Calm water seen on the left before plunging into the Palouse Gorge

Palouse Falls as seen from the north edge.  Not for the faint of heart!

 The force of the rushing water created three deep ravines on the side of Snake River Canyon.  There were three waterfalls spilling from each of these coulees but over time they receded and now the only one left is Palouse Falls.  That is why there is a waterfall in the middle of the desert.

View of the Palouse Canyon

Marmotts sunning by the falls

Upper Palouse Falls
There is a lot of history attached to the falls and the area around them. The falls used to be called ‘Aputapat Falls’ but were renamed in honor of the Palouse Indians who once lived in the area.  They have a legend surrounding the creation of the landscape and the falls. According to this legend the land around the area used to be flatter, without falls, without the canyon.  There was just the Palouse River flowing easily into the Snake River. One day four brothers who also happened to be giants were chasing a Big Beaver, another giant creature. The first four brothers were able to spear the Beaver and each time the Beaver was hit he gouged out a canyon wall along the Palouse River with his large claws. The fifth brother hit the Beaver last and the Beaver turned to fight the hunters. During the fight the larger Snake River canyon got gouged out of the ground.  This point is where the Palouse Falls exist. It’s believed that the canyon walls still show marks of the Big Beaver’s claws.

Could these be the Beaver claw marks?


  1. gorgeous, gorgeous! I have been to Palouse Falls a few times but never climbed up where you did. Also haven't seen it at the perfect time of year when the river was full and the surroundings were so green. Lovely

  2. Yikes! Scawy place.
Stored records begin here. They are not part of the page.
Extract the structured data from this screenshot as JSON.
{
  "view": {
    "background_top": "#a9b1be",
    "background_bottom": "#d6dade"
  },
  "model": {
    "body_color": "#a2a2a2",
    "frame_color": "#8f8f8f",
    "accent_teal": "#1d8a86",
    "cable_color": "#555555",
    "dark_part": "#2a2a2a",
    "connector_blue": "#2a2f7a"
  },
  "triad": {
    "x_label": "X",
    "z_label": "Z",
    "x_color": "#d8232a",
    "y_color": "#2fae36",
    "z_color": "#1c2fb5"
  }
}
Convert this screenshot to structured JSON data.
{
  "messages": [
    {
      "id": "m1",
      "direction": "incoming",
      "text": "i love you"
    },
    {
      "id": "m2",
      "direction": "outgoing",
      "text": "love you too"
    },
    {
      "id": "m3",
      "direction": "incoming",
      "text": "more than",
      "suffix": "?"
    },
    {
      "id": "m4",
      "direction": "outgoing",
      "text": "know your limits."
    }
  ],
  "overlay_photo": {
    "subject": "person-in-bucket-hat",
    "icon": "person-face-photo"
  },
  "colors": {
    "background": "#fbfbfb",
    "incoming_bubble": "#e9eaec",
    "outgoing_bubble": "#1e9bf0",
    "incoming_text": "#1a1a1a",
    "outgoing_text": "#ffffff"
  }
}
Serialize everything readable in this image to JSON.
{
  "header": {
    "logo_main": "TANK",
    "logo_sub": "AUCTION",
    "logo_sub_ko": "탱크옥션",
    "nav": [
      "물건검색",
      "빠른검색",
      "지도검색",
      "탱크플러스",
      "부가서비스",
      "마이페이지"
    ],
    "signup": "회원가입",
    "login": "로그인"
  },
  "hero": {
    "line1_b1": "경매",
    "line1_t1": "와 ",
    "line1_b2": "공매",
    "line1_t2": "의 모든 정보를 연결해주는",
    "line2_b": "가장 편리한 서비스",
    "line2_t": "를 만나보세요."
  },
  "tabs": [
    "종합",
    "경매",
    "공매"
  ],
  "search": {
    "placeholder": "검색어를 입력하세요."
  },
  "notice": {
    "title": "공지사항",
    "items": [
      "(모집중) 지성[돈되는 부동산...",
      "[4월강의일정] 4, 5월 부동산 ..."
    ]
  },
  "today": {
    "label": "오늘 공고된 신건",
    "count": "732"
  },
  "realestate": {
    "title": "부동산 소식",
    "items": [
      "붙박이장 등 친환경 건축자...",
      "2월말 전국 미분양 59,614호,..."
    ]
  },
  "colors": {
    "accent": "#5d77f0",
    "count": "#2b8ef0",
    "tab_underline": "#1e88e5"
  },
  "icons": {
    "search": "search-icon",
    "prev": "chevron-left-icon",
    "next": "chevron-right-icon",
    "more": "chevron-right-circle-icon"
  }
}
    When I was a kid, one of my friends had an Appalousa horse. I was quite jealous, to say the least. It had a white coat like the falls with black spots and was gorgeous.